Here’s something that may come as a surprise: A new study has found people with fatty liver disease who consume alcohol in modest amounts are half as likely to develop hepatitis as non-drinkers with the same condition.
The study, led by researchers at the University of California-San Diego School of Medicine, may be one of the first to suggest alcohol can actually be good for the liver for some people.
The findings, published in The Journal of Hepatology, are based on analysis of the health records of 600 liver patients.
"Our study showed that those people with modest alcohol intake – two drinks or less daily – had half the odds of developing [hepatitis] than people who drank no alcohol," said lead researcher Dr. Jeffrey Schwimmer, director of the Fatty Liver Clinic at Rady Children's Hospital-San Diego. "The reasons aren't entirely clear.”
Schwimmer said it’s possible that alcohol, which boosts “good” cholesterol (typically low in liver disease patients) may “improve insulin sensitivity…and have anti-inflammatory effects" in such patients.
For the study, researchers examined the effects of different types of alcohol, such as beer or spirits, on 600 liver patients.
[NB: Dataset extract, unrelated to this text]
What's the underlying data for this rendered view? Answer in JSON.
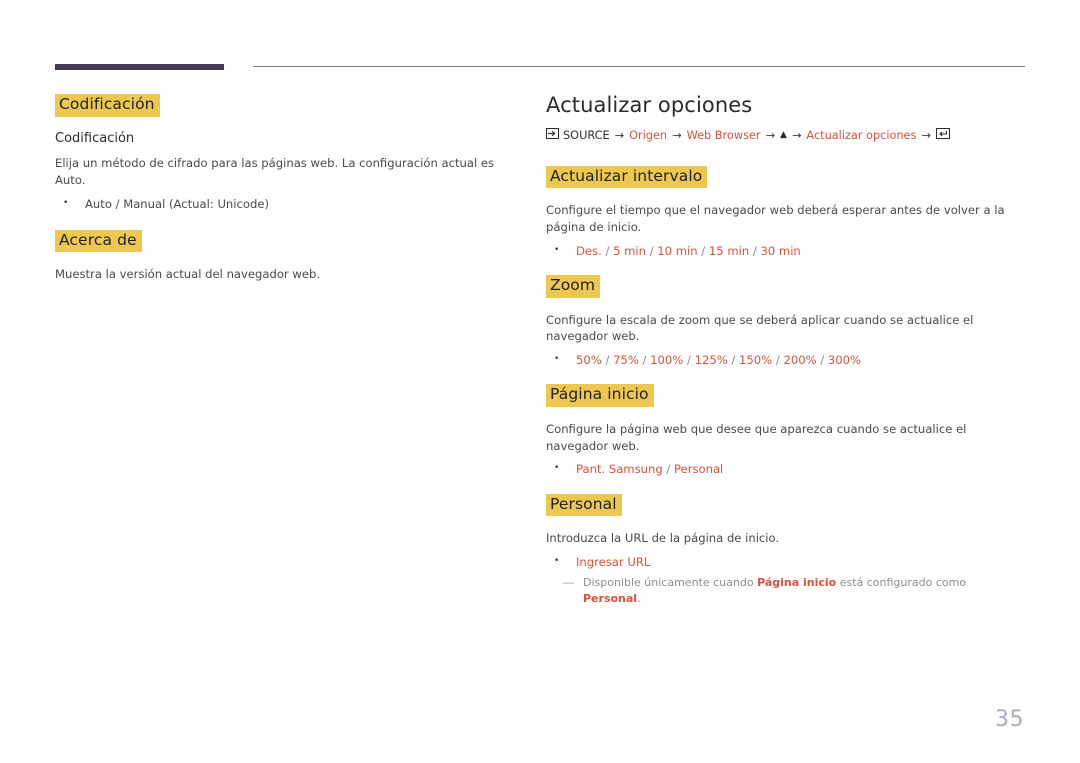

The study excluded anyone who averaged more than two alcoholic drinks per day or who reported consuming five or more drinks in a day (binge-drinking) at least once a month. All of the patients were at least 21 years of age.
Schwimmer said the findings indicate patients with liver disease should be treated individually.
"For a patient with cirrhosis or viral hepatitis, the data says even small amounts of alcohol can be bad,” he said. “But that may not be applicable to all forms of liver disease. Forty million Americans have [liver disease]. Physicians need to look at their patient's overall health."